Suddenly, I toss my fireball a little too high in the sky, and the rosebush catches fire. I shake my hands to extinguish the flames before dancing from foot to foot. The fire continues to spread, and I jump back. Looking around, I see the fountain and a bucket. An idea sparks in my mind, and I rush over as quickly as my little feet can carry me. I grab the bucket, dunking it in the cold water before rushing back. The fire continues to grow, despite the small splash of water. Smoke rises quickly into the air, and the gardeners run over to help.
It is too late. My mother’s roses are ruined. I collapse back onto my bottom, crying into my knees. I imagine the look of disappointment and sadness on my mother’s face when she sees this. My little heart can’t bear the idea. I feel someone move to sit beside me as I continue to cry.
“And what happened here?” my mother’s voice rings in my ears.
I look up at her, ashamed. “I…I…I b-burnt down the g-garden.”
“Oh? How did you do that?” she asks, her voice as soft as honey. My mother doesn’t look mad or upset. She looks at me with concern, and I bury my face into her side.
“I wasn’t w-watching! My fire…it touched the bushes,” I cry.
My mother runs her fingers through my messy dark hair as she hushes me. “Breathe in for ten. Out for ten. Repeat.”
I nod. Closing my eyes as I focus on my breathing. She copies my breathing, speaking no words until she sees the tears on my cheeks drying and my sobs turning into sniffles. My mother lifts my chin to look up into her ocean blue eyes. They swirl with different emotions, but none of it is what I feared.

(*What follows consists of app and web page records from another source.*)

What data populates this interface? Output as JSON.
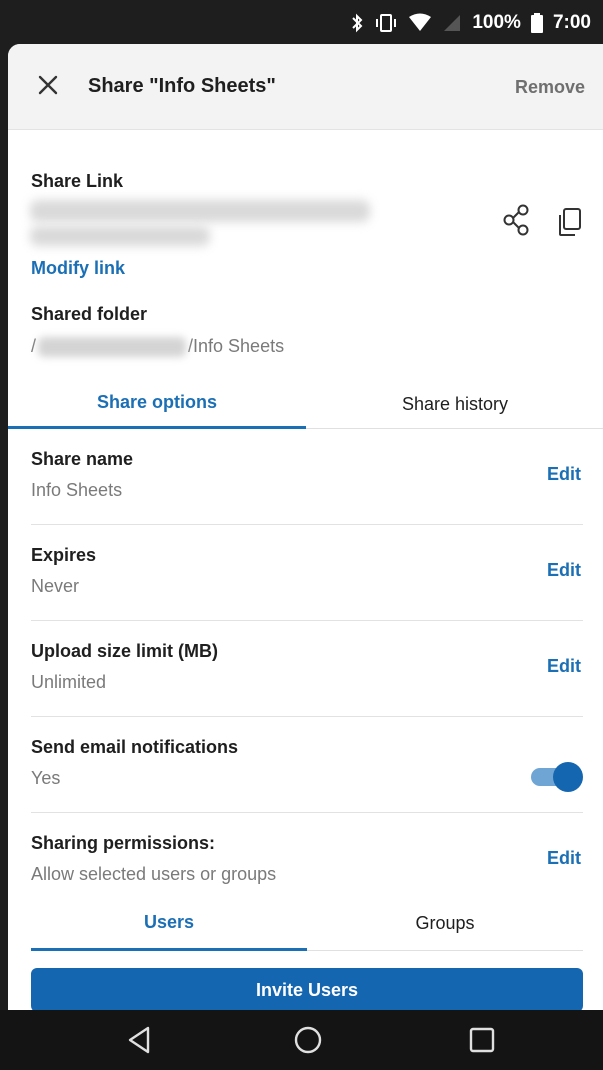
{
  "status_bar": {
    "battery": "100%",
    "time": "7:00",
    "icons": [
      "bluetooth-icon",
      "vibrate-icon",
      "wifi-icon",
      "signal-icon",
      "battery-icon"
    ]
  },
  "header": {
    "title": "Share \"Info Sheets\"",
    "remove_label": "Remove"
  },
  "share_link": {
    "label": "Share Link",
    "modify_label": "Modify link"
  },
  "shared_folder": {
    "label": "Shared folder",
    "path_prefix": "/",
    "path_suffix": "/Info Sheets"
  },
  "tabs": [
    {
      "label": "Share options",
      "active": true
    },
    {
      "label": "Share history",
      "active": false
    }
  ],
  "settings": [
    {
      "label": "Share name",
      "value": "Info Sheets",
      "action": "Edit"
    },
    {
      "label": "Expires",
      "value": "Never",
      "action": "Edit"
    },
    {
      "label": "Upload size limit (MB)",
      "value": "Unlimited",
      "action": "Edit"
    },
    {
      "label": "Send email notifications",
      "value": "Yes",
      "toggle_on": true
    },
    {
      "label": "Sharing permissions:",
      "value": "Allow selected users or groups",
      "action": "Edit"
    }
  ],
  "subtabs": [
    {
      "label": "Users",
      "active": true
    },
    {
      "label": "Groups",
      "active": false
    }
  ],
  "invite_label": "Invite Users",
  "colors": {
    "accent": "#1b6fb5",
    "button": "#1566b0",
    "header_bg": "#f3f3f3"
  }
}
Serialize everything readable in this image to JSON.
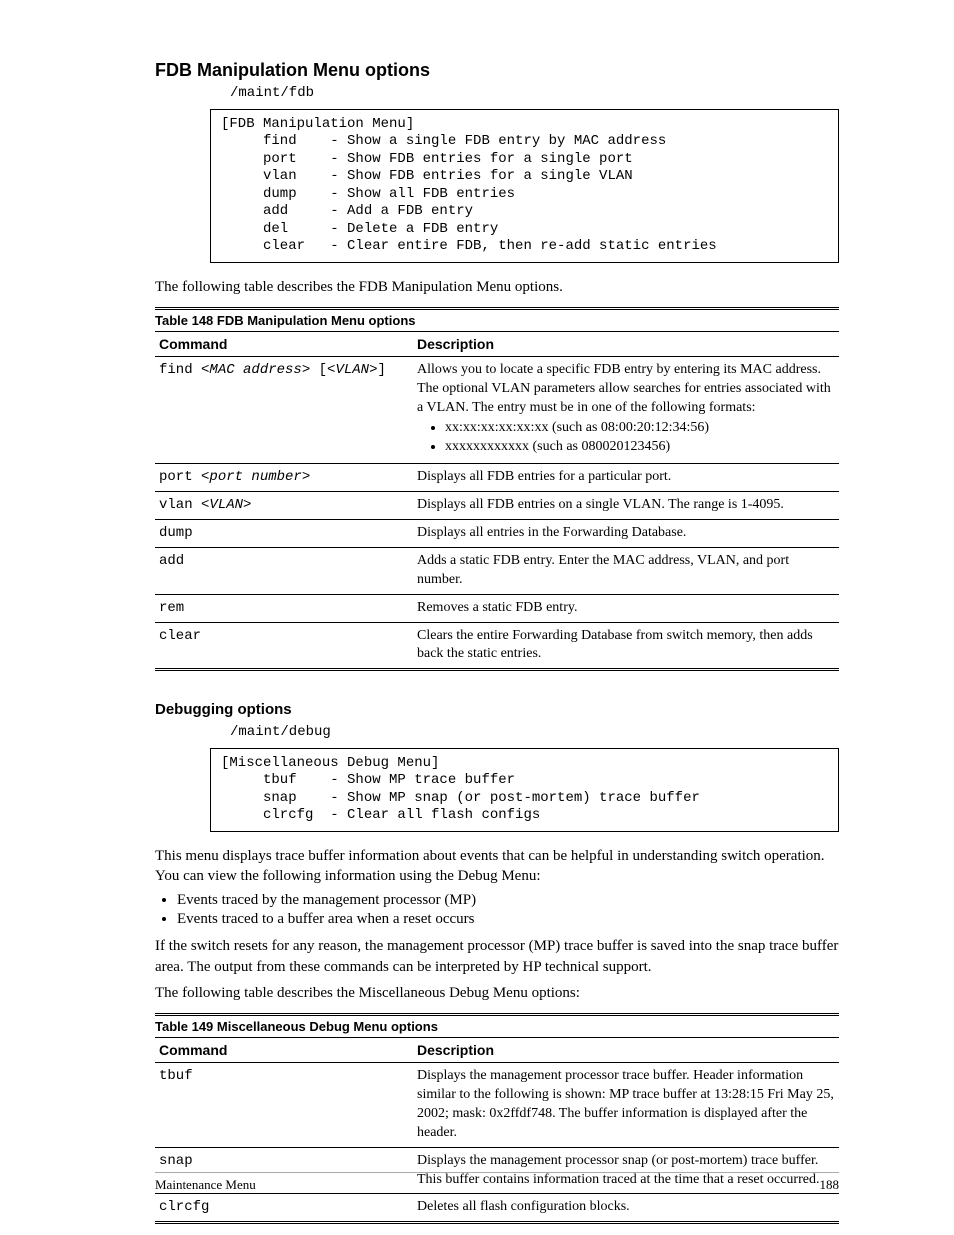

“You know what happens when things burn?” she whispers.
“What?” I ask her.
“It gives room for new light to grow,” she says, smiling softly. “Together, we will build a new rose garden. Giving life to new plants and remembering the old. How does that sound?”
“It sounds great!” I say, smiling brightly at her. My mother takes my hand, leading me back to the castle. My small little world is as perfect as it can be.